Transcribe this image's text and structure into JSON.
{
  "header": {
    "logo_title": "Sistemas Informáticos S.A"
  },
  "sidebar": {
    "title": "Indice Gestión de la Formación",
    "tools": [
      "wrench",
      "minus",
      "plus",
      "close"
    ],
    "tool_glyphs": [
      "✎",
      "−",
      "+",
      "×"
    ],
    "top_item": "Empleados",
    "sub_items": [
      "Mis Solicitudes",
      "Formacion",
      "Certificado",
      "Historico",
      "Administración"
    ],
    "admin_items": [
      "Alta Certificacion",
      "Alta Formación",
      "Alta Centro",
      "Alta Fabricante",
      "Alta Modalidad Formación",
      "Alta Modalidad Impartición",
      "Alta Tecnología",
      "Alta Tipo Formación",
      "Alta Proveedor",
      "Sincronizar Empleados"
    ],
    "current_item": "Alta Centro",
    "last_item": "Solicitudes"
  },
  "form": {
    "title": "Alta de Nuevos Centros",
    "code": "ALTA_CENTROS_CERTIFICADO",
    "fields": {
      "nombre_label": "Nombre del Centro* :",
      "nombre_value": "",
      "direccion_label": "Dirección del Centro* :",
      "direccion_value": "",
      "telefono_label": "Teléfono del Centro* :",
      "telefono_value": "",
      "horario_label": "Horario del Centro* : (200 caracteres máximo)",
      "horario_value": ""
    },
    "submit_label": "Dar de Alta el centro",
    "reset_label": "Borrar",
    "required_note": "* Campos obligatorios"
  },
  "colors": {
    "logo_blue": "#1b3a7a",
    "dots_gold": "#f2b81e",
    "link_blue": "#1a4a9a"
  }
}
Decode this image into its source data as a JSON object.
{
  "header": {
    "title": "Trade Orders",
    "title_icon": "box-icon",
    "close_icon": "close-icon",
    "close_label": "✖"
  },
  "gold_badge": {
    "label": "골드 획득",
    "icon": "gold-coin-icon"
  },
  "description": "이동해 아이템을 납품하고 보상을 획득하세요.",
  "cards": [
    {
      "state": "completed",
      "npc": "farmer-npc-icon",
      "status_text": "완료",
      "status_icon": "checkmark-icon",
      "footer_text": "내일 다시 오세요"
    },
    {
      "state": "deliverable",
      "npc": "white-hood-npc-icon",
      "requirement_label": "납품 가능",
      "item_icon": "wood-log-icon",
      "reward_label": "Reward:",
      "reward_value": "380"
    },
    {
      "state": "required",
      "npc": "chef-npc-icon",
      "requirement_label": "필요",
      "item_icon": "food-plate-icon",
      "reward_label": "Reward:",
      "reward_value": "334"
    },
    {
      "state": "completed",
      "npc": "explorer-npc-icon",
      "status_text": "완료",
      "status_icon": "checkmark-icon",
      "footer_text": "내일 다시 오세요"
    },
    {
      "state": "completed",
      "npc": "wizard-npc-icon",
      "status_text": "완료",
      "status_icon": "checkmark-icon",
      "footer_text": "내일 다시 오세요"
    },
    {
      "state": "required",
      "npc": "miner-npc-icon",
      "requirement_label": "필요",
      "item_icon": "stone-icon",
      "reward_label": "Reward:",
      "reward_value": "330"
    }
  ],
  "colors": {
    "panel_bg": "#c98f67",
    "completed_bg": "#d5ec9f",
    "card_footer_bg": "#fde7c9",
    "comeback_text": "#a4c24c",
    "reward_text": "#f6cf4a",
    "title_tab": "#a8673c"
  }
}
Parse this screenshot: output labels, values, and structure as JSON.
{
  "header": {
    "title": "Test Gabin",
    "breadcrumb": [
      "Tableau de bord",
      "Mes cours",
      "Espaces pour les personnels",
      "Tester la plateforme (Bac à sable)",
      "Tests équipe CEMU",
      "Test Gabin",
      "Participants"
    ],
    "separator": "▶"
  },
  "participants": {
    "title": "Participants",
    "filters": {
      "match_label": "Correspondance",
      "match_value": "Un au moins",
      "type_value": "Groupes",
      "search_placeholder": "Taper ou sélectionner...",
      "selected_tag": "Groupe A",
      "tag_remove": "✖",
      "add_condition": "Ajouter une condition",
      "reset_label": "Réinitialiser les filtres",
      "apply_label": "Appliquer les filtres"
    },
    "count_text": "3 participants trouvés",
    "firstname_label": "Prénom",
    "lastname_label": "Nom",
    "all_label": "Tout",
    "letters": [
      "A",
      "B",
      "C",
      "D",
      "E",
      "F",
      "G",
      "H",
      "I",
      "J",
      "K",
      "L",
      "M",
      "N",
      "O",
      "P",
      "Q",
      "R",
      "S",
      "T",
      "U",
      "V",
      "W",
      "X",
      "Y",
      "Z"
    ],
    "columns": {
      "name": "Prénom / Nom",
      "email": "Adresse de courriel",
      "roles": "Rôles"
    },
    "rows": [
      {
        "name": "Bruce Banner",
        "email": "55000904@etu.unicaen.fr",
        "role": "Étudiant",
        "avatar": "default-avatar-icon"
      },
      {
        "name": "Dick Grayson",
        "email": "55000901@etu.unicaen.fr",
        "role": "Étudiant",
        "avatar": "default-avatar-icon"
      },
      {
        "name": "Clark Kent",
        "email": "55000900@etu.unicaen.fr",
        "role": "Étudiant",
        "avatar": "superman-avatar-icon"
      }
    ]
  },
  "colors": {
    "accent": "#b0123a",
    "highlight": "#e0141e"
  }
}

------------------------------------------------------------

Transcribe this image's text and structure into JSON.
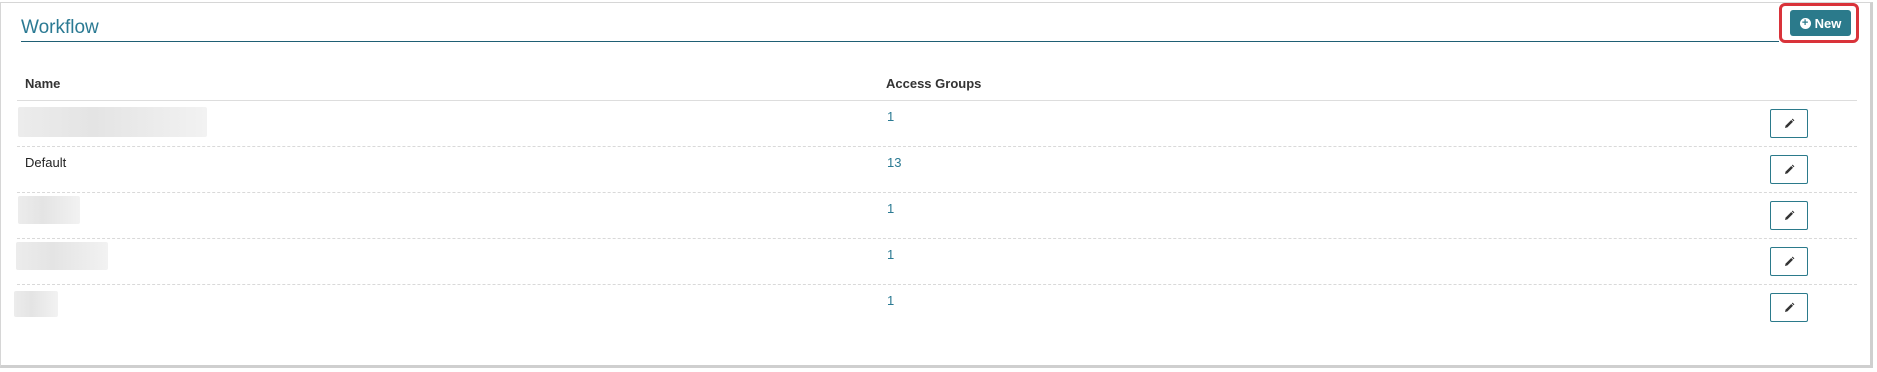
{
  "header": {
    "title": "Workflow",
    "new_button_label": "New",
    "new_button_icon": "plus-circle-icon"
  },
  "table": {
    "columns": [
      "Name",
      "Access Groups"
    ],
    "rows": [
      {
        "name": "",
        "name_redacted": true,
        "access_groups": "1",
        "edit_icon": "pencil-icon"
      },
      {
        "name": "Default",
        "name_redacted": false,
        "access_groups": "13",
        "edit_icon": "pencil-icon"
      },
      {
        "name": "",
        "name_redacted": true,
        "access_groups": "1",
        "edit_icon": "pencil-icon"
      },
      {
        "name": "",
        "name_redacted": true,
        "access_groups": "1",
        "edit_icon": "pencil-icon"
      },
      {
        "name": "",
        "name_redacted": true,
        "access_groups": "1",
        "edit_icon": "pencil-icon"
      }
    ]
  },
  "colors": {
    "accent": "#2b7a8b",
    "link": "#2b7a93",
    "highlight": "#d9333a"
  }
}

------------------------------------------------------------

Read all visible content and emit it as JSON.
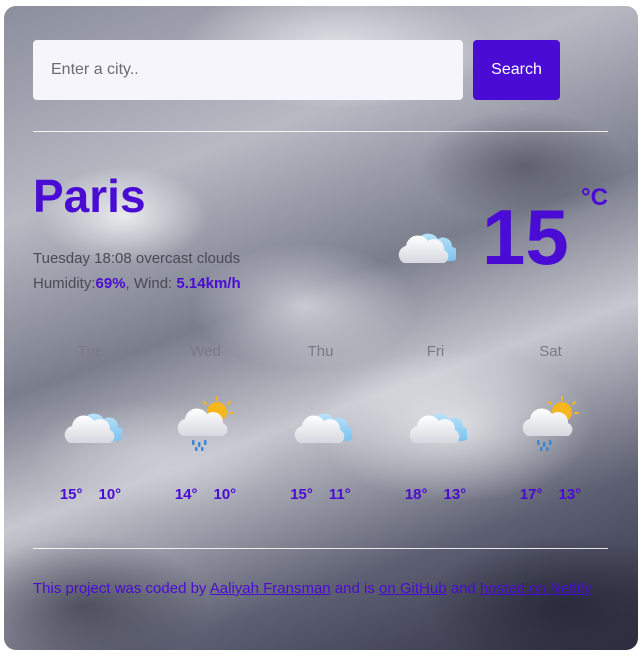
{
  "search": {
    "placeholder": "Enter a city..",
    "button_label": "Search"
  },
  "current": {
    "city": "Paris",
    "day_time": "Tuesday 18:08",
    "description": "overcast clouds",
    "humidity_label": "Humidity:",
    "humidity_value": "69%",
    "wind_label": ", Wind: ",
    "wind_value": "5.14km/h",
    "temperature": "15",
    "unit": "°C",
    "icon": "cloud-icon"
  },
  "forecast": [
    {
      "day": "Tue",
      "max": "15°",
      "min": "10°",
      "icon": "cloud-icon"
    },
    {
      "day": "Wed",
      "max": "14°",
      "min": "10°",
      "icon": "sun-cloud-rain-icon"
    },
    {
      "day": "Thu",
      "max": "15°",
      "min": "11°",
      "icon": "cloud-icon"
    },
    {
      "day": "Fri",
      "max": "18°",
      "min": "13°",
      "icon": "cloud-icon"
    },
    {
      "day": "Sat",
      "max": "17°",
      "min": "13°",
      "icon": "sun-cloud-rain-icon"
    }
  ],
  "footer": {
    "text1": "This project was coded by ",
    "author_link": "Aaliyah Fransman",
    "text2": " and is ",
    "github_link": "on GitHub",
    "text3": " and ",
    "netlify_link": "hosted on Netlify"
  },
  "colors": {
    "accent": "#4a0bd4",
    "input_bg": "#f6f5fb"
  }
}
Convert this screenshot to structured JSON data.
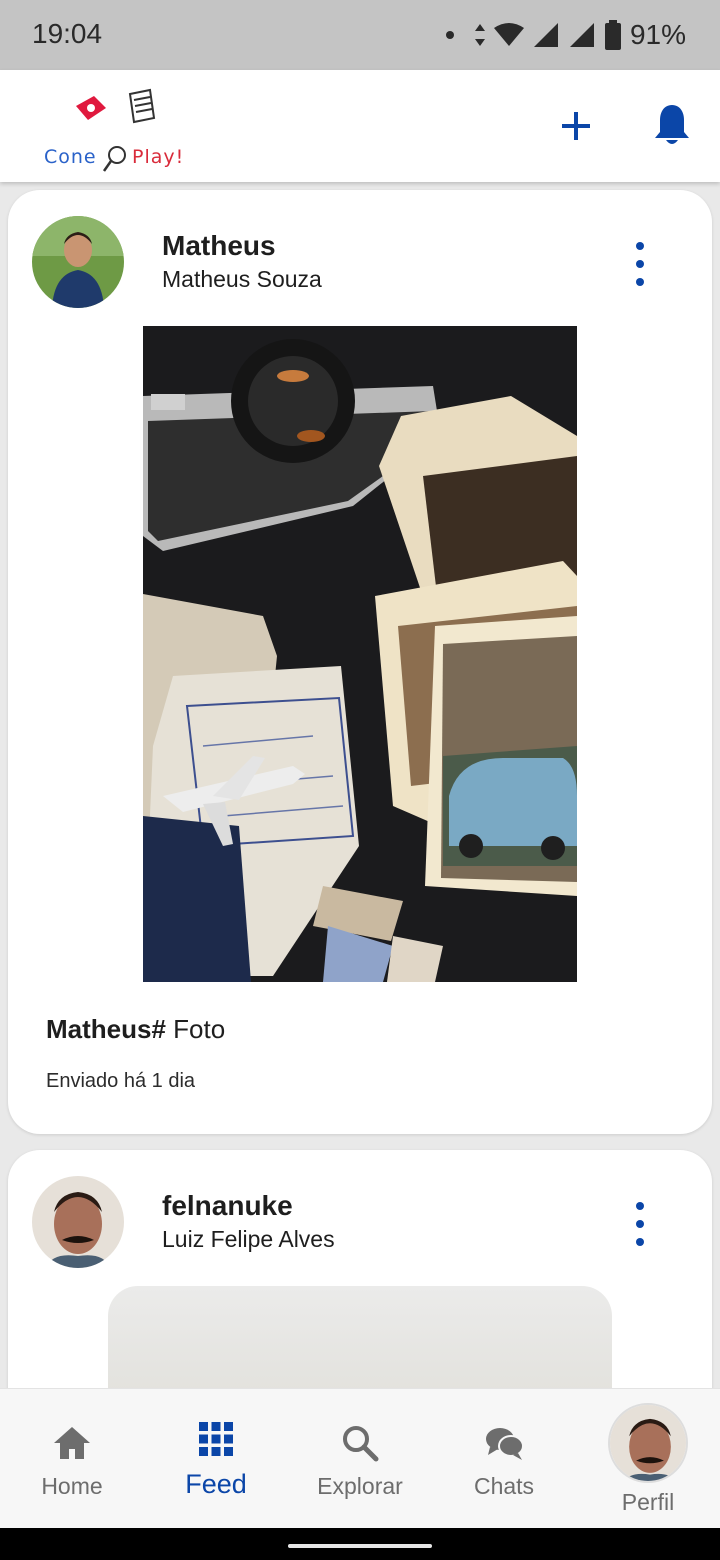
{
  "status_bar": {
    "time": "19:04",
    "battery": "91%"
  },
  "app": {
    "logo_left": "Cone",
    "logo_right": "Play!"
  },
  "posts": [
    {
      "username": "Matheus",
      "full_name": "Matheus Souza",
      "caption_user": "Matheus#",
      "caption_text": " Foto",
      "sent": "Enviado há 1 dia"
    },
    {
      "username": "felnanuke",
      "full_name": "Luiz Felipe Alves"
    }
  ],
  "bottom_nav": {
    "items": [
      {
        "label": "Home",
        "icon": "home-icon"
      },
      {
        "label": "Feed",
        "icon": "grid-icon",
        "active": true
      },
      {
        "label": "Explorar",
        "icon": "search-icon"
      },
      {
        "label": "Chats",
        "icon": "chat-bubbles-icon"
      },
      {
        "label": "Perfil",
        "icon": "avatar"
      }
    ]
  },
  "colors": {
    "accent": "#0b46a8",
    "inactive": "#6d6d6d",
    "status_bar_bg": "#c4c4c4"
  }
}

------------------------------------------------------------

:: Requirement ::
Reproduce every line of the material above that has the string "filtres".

:: Result of this exercise ::
      "reset_label": "Réinitialiser les filtres",
      "apply_label": "Appliquer les filtres"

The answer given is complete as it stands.